[PROBLEM STATEMENT]: Each record below should be written out again exactly as given.

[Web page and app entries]
+ + +
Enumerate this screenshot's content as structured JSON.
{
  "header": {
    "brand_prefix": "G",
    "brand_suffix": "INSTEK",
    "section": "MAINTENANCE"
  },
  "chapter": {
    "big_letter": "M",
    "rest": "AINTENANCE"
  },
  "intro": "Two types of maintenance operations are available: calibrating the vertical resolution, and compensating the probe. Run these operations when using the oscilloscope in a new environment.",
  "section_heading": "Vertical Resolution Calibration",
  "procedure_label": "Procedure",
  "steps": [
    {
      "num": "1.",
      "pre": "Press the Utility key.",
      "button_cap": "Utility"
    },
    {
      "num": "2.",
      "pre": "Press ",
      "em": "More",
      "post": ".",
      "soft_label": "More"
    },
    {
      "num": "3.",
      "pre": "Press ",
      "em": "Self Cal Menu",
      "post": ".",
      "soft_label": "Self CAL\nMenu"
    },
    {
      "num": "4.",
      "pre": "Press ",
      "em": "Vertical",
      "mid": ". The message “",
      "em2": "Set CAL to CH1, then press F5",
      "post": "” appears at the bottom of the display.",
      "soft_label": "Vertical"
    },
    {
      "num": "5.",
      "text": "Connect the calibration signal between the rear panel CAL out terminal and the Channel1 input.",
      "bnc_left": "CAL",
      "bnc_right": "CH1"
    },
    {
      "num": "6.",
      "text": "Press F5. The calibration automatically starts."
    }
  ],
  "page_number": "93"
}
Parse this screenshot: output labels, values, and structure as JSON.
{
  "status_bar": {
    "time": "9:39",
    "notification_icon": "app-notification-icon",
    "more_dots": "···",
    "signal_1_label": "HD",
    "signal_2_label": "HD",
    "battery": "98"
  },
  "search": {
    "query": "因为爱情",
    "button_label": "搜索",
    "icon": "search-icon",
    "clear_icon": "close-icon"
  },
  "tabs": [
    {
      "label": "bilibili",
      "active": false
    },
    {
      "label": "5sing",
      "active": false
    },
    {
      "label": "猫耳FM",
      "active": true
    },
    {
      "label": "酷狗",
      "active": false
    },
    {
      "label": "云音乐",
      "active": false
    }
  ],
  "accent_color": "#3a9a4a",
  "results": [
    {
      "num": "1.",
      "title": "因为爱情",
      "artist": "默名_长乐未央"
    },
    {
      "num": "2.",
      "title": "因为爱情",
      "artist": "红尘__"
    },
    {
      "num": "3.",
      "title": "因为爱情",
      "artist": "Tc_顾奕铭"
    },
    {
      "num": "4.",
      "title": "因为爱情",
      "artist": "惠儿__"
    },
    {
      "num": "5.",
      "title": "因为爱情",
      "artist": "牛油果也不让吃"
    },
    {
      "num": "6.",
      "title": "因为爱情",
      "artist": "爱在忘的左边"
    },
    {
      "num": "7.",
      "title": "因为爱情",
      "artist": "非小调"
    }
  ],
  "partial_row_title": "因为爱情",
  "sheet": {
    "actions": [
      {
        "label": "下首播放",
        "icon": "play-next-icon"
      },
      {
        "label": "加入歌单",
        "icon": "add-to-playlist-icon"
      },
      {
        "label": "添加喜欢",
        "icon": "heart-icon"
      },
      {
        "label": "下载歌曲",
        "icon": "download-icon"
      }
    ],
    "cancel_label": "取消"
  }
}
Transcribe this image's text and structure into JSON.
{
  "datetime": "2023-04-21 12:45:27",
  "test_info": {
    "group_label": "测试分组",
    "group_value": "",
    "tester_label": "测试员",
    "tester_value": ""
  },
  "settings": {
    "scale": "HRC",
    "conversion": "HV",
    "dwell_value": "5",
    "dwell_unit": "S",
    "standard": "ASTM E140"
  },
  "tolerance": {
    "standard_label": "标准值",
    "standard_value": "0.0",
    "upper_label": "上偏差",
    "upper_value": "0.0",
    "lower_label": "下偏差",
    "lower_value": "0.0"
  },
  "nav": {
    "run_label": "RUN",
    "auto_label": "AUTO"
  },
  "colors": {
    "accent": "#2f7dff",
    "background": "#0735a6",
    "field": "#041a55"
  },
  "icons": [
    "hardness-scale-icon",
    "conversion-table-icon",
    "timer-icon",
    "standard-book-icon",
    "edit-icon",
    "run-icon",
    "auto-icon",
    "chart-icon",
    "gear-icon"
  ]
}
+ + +
[WRITTEN ANSWER]:
Enumerate this screenshot's content as structured JSON.
{
  "header": {
    "brand_prefix": "G",
    "brand_suffix": "INSTEK",
    "section": "MAINTENANCE"
  },
  "chapter": {
    "big_letter": "M",
    "rest": "AINTENANCE"
  },
  "intro": "Two types of maintenance operations are available: calibrating the vertical resolution, and compensating the probe. Run these operations when using the oscilloscope in a new environment.",
  "section_heading": "Vertical Resolution Calibration",
  "procedure_label": "Procedure",
  "steps": [
    {
      "num": "1.",
      "pre": "Press the Utility key.",
      "button_cap": "Utility"
    },
    {
      "num": "2.",
      "pre": "Press ",
      "em": "More",
      "post": ".",
      "soft_label": "More"
    },
    {
      "num": "3.",
      "pre": "Press ",
      "em": "Self Cal Menu",
      "post": ".",
      "soft_label": "Self CAL\nMenu"
    },
    {
      "num": "4.",
      "pre": "Press ",
      "em": "Vertical",
      "mid": ". The message “",
      "em2": "Set CAL to CH1, then press F5",
      "post": "” appears at the bottom of the display.",
      "soft_label": "Vertical"
    },
    {
      "num": "5.",
      "text": "Connect the calibration signal between the rear panel CAL out terminal and the Channel1 input.",
      "bnc_left": "CAL",
      "bnc_right": "CH1"
    },
    {
      "num": "6.",
      "text": "Press F5. The calibration automatically starts."
    }
  ],
  "page_number": "93"
}
Parse this screenshot: output labels, values, and structure as JSON.
{
  "status_bar": {
    "time": "9:39",
    "notification_icon": "app-notification-icon",
    "more_dots": "···",
    "signal_1_label": "HD",
    "signal_2_label": "HD",
    "battery": "98"
  },
  "search": {
    "query": "因为爱情",
    "button_label": "搜索",
    "icon": "search-icon",
    "clear_icon": "close-icon"
  },
  "tabs": [
    {
      "label": "bilibili",
      "active": false
    },
    {
      "label": "5sing",
      "active": false
    },
    {
      "label": "猫耳FM",
      "active": true
    },
    {
      "label": "酷狗",
      "active": false
    },
    {
      "label": "云音乐",
      "active": false
    }
  ],
  "accent_color": "#3a9a4a",
  "results": [
    {
      "num": "1.",
      "title": "因为爱情",
      "artist": "默名_长乐未央"
    },
    {
      "num": "2.",
      "title": "因为爱情",
      "artist": "红尘__"
    },
    {
      "num": "3.",
      "title": "因为爱情",
      "artist": "Tc_顾奕铭"
    },
    {
      "num": "4.",
      "title": "因为爱情",
      "artist": "惠儿__"
    },
    {
      "num": "5.",
      "title": "因为爱情",
      "artist": "牛油果也不让吃"
    },
    {
      "num": "6.",
      "title": "因为爱情",
      "artist": "爱在忘的左边"
    },
    {
      "num": "7.",
      "title": "因为爱情",
      "artist": "非小调"
    }
  ],
  "partial_row_title": "因为爱情",
  "sheet": {
    "actions": [
      {
        "label": "下首播放",
        "icon": "play-next-icon"
      },
      {
        "label": "加入歌单",
        "icon": "add-to-playlist-icon"
      },
      {
        "label": "添加喜欢",
        "icon": "heart-icon"
      },
      {
        "label": "下载歌曲",
        "icon": "download-icon"
      }
    ],
    "cancel_label": "取消"
  }
}
Transcribe this image's text and structure into JSON.
{
  "datetime": "2023-04-21 12:45:27",
  "test_info": {
    "group_label": "测试分组",
    "group_value": "",
    "tester_label": "测试员",
    "tester_value": ""
  },
  "settings": {
    "scale": "HRC",
    "conversion": "HV",
    "dwell_value": "5",
    "dwell_unit": "S",
    "standard": "ASTM E140"
  },
  "tolerance": {
    "standard_label": "标准值",
    "standard_value": "0.0",
    "upper_label": "上偏差",
    "upper_value": "0.0",
    "lower_label": "下偏差",
    "lower_value": "0.0"
  },
  "nav": {
    "run_label": "RUN",
    "auto_label": "AUTO"
  },
  "colors": {
    "accent": "#2f7dff",
    "background": "#0735a6",
    "field": "#041a55"
  },
  "icons": [
    "hardness-scale-icon",
    "conversion-table-icon",
    "timer-icon",
    "standard-book-icon",
    "edit-icon",
    "run-icon",
    "auto-icon",
    "chart-icon",
    "gear-icon"
  ]
}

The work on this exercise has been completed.